The Governor of the St. Kitts-based Eastern Caribbean Central Bank (ECCB), Timothy Antoine, Friday announced plans to launch a digital currency pilot programme of the Eastern Caribbean (EC) dollar.
Speaking during a media briefing with journalists throughout the Eastern Caribbean Currency Union (ECCU), Antoine said there are several central banks throughout the world that are “seriously considering central bank digital currencies.
“I want from the outset make it very clear we are not hear speaking about crypto currencies. They are very different and we need to be clear about that,” Antoine told the journalists from Antigua and Barbuda, Dominica, Grenada, St. Lucia, St. Vincent and the Grenadines, St. Kitts-Nevis and Montserrat.

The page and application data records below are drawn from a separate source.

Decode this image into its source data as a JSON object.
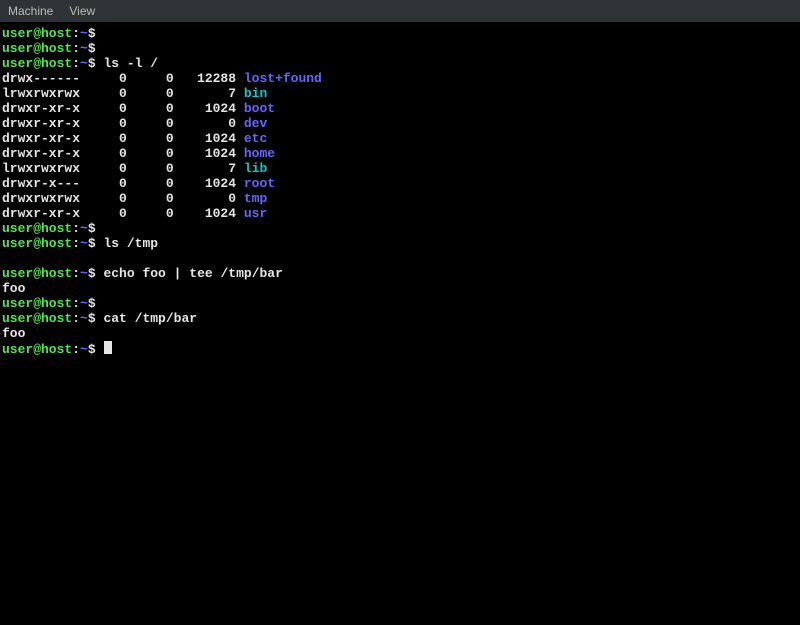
{
  "menubar": {
    "machine": "Machine",
    "view": "View"
  },
  "prompt": {
    "user_host": "user@host",
    "path": "~",
    "symbol": "$"
  },
  "lines": [
    {
      "type": "prompt",
      "cmd": ""
    },
    {
      "type": "prompt",
      "cmd": ""
    },
    {
      "type": "prompt",
      "cmd": "ls -l /"
    },
    {
      "type": "ls",
      "perm": "drwx------",
      "n1": "0",
      "n2": "0",
      "sz": "12288",
      "name": "lost+found",
      "cls": "blu"
    },
    {
      "type": "ls",
      "perm": "lrwxrwxrwx",
      "n1": "0",
      "n2": "0",
      "sz": "7",
      "name": "bin",
      "cls": "cyn"
    },
    {
      "type": "ls",
      "perm": "drwxr-xr-x",
      "n1": "0",
      "n2": "0",
      "sz": "1024",
      "name": "boot",
      "cls": "blu"
    },
    {
      "type": "ls",
      "perm": "drwxr-xr-x",
      "n1": "0",
      "n2": "0",
      "sz": "0",
      "name": "dev",
      "cls": "blu"
    },
    {
      "type": "ls",
      "perm": "drwxr-xr-x",
      "n1": "0",
      "n2": "0",
      "sz": "1024",
      "name": "etc",
      "cls": "blu"
    },
    {
      "type": "ls",
      "perm": "drwxr-xr-x",
      "n1": "0",
      "n2": "0",
      "sz": "1024",
      "name": "home",
      "cls": "blu"
    },
    {
      "type": "ls",
      "perm": "lrwxrwxrwx",
      "n1": "0",
      "n2": "0",
      "sz": "7",
      "name": "lib",
      "cls": "cyn"
    },
    {
      "type": "ls",
      "perm": "drwxr-x---",
      "n1": "0",
      "n2": "0",
      "sz": "1024",
      "name": "root",
      "cls": "blu"
    },
    {
      "type": "ls",
      "perm": "drwxrwxrwx",
      "n1": "0",
      "n2": "0",
      "sz": "0",
      "name": "tmp",
      "cls": "blu"
    },
    {
      "type": "ls",
      "perm": "drwxr-xr-x",
      "n1": "0",
      "n2": "0",
      "sz": "1024",
      "name": "usr",
      "cls": "blu"
    },
    {
      "type": "prompt",
      "cmd": ""
    },
    {
      "type": "prompt",
      "cmd": "ls /tmp"
    },
    {
      "type": "blank"
    },
    {
      "type": "prompt",
      "cmd": "echo foo | tee /tmp/bar"
    },
    {
      "type": "out",
      "text": "foo"
    },
    {
      "type": "prompt",
      "cmd": ""
    },
    {
      "type": "prompt",
      "cmd": "cat /tmp/bar"
    },
    {
      "type": "out",
      "text": "foo"
    },
    {
      "type": "prompt",
      "cmd": "",
      "cursor": true
    }
  ]
}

A cryptocurrency is a digital asset designed to work as a medium of exchange that uses strong cryptography to secure financial transactions, control the creation of additional units, and verify the transfer of assets.

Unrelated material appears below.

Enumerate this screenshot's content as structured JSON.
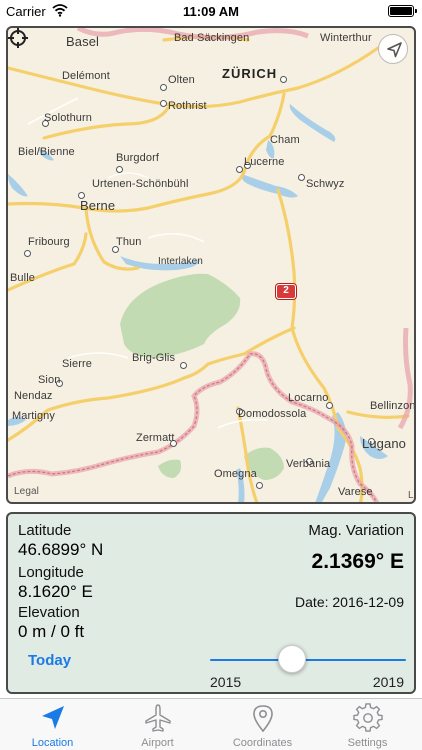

The ECCB serves as a central bank for these islands and Antoine said ‘what we are speaking of is a currency issued by the Eastern Caribbean Central Bank in the very same way that we issue our current polymer notes at this time. One is physical cash, the other is digital cash.
The four to six month pilot programme, is due to end in 2020, and Antoine said that all member states would be part of the pilot programme.

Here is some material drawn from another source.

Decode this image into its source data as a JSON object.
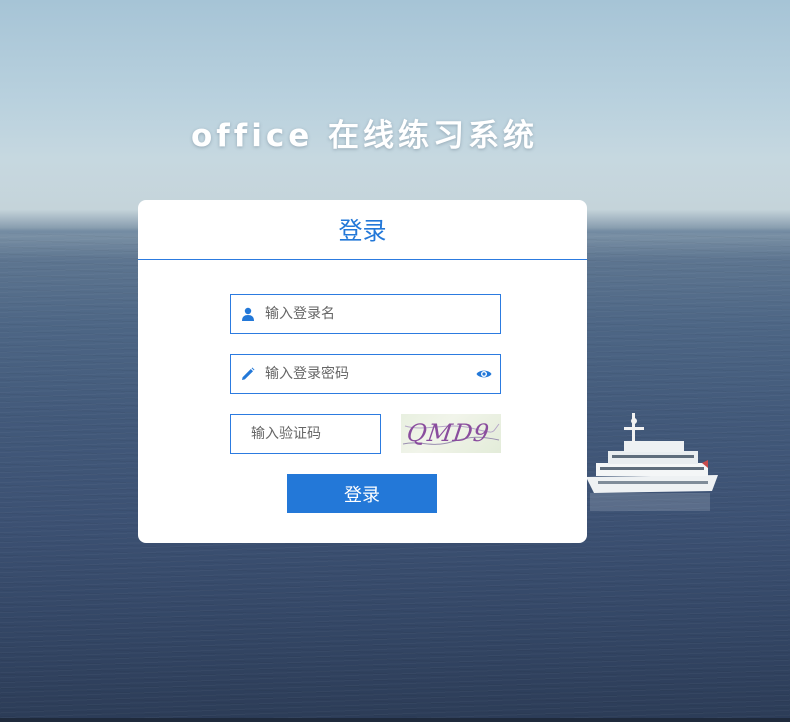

“For us to get a good pilot programme we need a combination of banks, credit unions, mobile wallet providers, we are going to need merchants like supermarkets and of course we want a population size to be able to have enough ….to test.
“But ultimately, we want to have, if successful, we will have digital currency in all of our member countries, Montserrat included,” he said, adding that ‘the challenge with the pilot is that you don’t want to go to big too fast, you want to be able to manage”.
He said initially the pilot would be conducted in two islands from the Windward and Leeward Islands “driven by interest, but then we know we have the support of the governments and ultimately all the countries will be involved at a later stage once it is deemed to be feasible and we have taken any lessons on board from the pilot phase”.
Earlier this week, the bank reported economic improvement in the sub-regional Organisation of Eastern Caribbean States (OECS) last year, with Antoine saying the macro-economy improved, with unemployment levels also down.
He said also that efforts to reduce bad loans have paid off, although the 11.3 per cent average figure remains a concern for the Central Bank that had earlier reported a net profit of EC $32.7 million for the 2018-2019 period, a third consecutive year of profit, and exceeds last year’s profit by EC$21.9 million.